Starring Robert DeNiro, Joe Pesci, Al Pacino, Ray Romano, Anna Paquin, Jesse Plemons, Harvey Keitel, Bobby Cannavale
You can appreciate Martin Scorsese’s accomplishments and his lasting legacy in cinema without really loving his films. His latest “The Irishman” is a Netflix-funded mob flick that harkens back to his “Casino” or “Goodfellas” days, with a spattering of familiar cast. Given free rein by Netflix, the only studio who would (or could) give him this type of budget leeway, The Oscar-winning director feels the need to show the main character doing even the most insignificant of tasks. As the film passes the two-hour mark on its way to three hours and thirty minutes, you realize that giving a filmmaker ultimate control, maybe isn’t always the best idea. Now if you are at home watching on Netflix and not in theaters you can pause and take breaks, but even then, “The Irishman” will test your patience.
“I heard you paint houses,” Jimmy Hoffa (Pacino) inquiring about the reliable meat man turned hitman Frank Sheeran (DeNiro). Back when he was delivering meat or stealing it, depending on who you asked, Frank had a chance encounter with mob boss Russell Bufalino, he fixed his truck broke down on the side of the road. A chance encounter turned into a lifelong friendship and a career path he never saw coming. Frank quickly became the go-to guy for the most difficult situations, which is why politician and union leader Jimmy Hoffa wanted him by his side. However, a dog can’t faithfully serve two masters. When one organization’s needs get crossed with the other entitled ambitions, both houses end up needing a new coat of paint.
After three hours we just want the end to come because "The Irishman" gives the audience very little to take with them or apply to their own lives.
When you start watching “The Irishman,” after being guaranteed brilliance by so much hype and positive reviews, you should be a little concerned when things never pick up. Of course as Frank tells us in the story, you know in this business when someone says “a little concerned” that means you should be “very concerned.” An hour in, when Pacino shows up shouting and stealing the film away from everyone else, there is welcome new energy to the pacing. Hoffa’s story begins to navigate the narrative, putting DeNiro and Pesci’s softer roles on the back burner. Even if you didn’t know who Hoffa was, this film does a good job helping you out with that, despite knowing what’s coming for him. There is an underlying vein of dry humor and irony that runs through “The Irishman,” similar to “The Departed.” A few chuckles isn’t respite for the meandering Scorsese does, losing his average viewer in the process.

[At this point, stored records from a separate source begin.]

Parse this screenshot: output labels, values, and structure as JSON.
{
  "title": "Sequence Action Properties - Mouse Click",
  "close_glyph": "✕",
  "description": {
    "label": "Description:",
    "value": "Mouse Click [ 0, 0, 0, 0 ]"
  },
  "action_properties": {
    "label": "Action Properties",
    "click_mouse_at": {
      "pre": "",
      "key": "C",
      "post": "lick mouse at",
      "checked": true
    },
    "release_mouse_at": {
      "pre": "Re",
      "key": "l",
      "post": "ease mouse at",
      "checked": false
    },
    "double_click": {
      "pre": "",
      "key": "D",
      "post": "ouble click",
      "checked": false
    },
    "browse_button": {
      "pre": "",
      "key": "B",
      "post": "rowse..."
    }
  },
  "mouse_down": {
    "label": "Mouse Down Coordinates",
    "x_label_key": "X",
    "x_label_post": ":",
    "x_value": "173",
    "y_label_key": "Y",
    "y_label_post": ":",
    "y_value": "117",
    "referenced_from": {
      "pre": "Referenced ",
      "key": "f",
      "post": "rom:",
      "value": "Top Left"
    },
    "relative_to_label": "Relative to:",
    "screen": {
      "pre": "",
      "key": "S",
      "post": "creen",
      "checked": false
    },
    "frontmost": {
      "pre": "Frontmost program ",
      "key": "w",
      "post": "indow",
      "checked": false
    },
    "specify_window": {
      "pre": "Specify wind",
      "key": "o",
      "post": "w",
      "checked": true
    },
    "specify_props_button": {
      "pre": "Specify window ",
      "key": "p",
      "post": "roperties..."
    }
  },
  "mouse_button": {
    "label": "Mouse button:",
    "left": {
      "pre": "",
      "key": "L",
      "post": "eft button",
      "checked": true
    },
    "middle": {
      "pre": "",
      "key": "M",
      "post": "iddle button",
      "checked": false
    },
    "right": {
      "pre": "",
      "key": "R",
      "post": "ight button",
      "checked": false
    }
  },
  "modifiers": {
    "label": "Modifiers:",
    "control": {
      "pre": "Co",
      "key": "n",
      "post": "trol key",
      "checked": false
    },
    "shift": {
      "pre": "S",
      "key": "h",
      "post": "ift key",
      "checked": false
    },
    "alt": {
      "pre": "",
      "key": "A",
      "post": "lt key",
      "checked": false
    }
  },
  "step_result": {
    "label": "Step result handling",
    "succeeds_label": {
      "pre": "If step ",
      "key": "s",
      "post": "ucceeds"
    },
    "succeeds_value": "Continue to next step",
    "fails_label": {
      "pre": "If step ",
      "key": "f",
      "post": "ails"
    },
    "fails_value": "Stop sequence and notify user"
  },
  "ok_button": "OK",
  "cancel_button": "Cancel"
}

In 209 minutes, the film builds to one singular uncomfortable moment, the one that finds Frank truly the middle man. It’s the third act where we get the slightest of emotional resonance, not that DeNiro’s character shows much of anything. After three hours we just want the end to come because “The Irishman” gives the audience very little to take with them or apply to their own lives. The much talked about computer-generated de-aging isn’t distracting in the slightest and Scorsese’s team really blends the visual effects with the natural in a way that never feels like an effect or gimmick. Some of the wide shots are beautiful and really transport the viewer to a time period that spans over forty years. The question you will have to decide for yourself, is the three and half hours worth the effort?
Two good performances and some technical wizardry doesn’t warrant the films excessive running time and crippled pacing.